__Data for this task__:
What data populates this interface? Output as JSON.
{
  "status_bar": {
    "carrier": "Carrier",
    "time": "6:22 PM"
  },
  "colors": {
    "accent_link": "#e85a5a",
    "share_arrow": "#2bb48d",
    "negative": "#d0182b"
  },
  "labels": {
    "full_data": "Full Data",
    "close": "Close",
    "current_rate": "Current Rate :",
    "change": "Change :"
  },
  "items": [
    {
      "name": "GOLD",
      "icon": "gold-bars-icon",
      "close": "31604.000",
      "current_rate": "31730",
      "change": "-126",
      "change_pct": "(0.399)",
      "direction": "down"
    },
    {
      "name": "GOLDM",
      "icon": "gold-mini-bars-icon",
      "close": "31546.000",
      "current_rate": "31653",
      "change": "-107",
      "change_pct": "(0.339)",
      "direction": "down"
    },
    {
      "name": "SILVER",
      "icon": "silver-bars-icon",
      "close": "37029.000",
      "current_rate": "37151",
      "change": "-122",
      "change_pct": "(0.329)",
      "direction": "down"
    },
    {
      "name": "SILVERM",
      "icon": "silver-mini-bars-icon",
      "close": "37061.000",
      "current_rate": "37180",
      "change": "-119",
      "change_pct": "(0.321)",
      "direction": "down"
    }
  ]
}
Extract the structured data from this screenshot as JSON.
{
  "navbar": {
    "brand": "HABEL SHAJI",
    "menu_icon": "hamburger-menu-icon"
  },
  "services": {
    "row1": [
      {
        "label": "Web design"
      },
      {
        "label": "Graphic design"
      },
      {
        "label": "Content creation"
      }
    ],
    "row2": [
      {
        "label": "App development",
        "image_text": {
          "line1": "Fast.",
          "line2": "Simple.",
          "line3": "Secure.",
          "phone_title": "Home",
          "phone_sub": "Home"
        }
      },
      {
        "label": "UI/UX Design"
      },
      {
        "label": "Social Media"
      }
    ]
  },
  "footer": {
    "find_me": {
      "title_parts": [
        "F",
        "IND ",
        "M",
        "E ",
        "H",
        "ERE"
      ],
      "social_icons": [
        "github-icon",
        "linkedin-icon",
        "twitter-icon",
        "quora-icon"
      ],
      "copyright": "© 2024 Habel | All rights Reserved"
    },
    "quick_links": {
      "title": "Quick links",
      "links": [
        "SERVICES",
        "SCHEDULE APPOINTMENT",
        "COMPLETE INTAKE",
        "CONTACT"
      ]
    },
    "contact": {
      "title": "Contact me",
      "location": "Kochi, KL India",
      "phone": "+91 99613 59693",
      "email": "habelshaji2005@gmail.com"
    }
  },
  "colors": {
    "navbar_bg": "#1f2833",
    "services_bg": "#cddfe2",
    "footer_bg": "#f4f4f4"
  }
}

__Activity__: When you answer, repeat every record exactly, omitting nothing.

__Output__:
What data populates this interface? Output as JSON.
{
  "status_bar": {
    "carrier": "Carrier",
    "time": "6:22 PM"
  },
  "colors": {
    "accent_link": "#e85a5a",
    "share_arrow": "#2bb48d",
    "negative": "#d0182b"
  },
  "labels": {
    "full_data": "Full Data",
    "close": "Close",
    "current_rate": "Current Rate :",
    "change": "Change :"
  },
  "items": [
    {
      "name": "GOLD",
      "icon": "gold-bars-icon",
      "close": "31604.000",
      "current_rate": "31730",
      "change": "-126",
      "change_pct": "(0.399)",
      "direction": "down"
    },
    {
      "name": "GOLDM",
      "icon": "gold-mini-bars-icon",
      "close": "31546.000",
      "current_rate": "31653",
      "change": "-107",
      "change_pct": "(0.339)",
      "direction": "down"
    },
    {
      "name": "SILVER",
      "icon": "silver-bars-icon",
      "close": "37029.000",
      "current_rate": "37151",
      "change": "-122",
      "change_pct": "(0.329)",
      "direction": "down"
    },
    {
      "name": "SILVERM",
      "icon": "silver-mini-bars-icon",
      "close": "37061.000",
      "current_rate": "37180",
      "change": "-119",
      "change_pct": "(0.321)",
      "direction": "down"
    }
  ]
}
Extract the structured data from this screenshot as JSON.
{
  "navbar": {
    "brand": "HABEL SHAJI",
    "menu_icon": "hamburger-menu-icon"
  },
  "services": {
    "row1": [
      {
        "label": "Web design"
      },
      {
        "label": "Graphic design"
      },
      {
        "label": "Content creation"
      }
    ],
    "row2": [
      {
        "label": "App development",
        "image_text": {
          "line1": "Fast.",
          "line2": "Simple.",
          "line3": "Secure.",
          "phone_title": "Home",
          "phone_sub": "Home"
        }
      },
      {
        "label": "UI/UX Design"
      },
      {
        "label": "Social Media"
      }
    ]
  },
  "footer": {
    "find_me": {
      "title_parts": [
        "F",
        "IND ",
        "M",
        "E ",
        "H",
        "ERE"
      ],
      "social_icons": [
        "github-icon",
        "linkedin-icon",
        "twitter-icon",
        "quora-icon"
      ],
      "copyright": "© 2024 Habel | All rights Reserved"
    },
    "quick_links": {
      "title": "Quick links",
      "links": [
        "SERVICES",
        "SCHEDULE APPOINTMENT",
        "COMPLETE INTAKE",
        "CONTACT"
      ]
    },
    "contact": {
      "title": "Contact me",
      "location": "Kochi, KL India",
      "phone": "+91 99613 59693",
      "email": "habelshaji2005@gmail.com"
    }
  },
  "colors": {
    "navbar_bg": "#1f2833",
    "services_bg": "#cddfe2",
    "footer_bg": "#f4f4f4"
  }
}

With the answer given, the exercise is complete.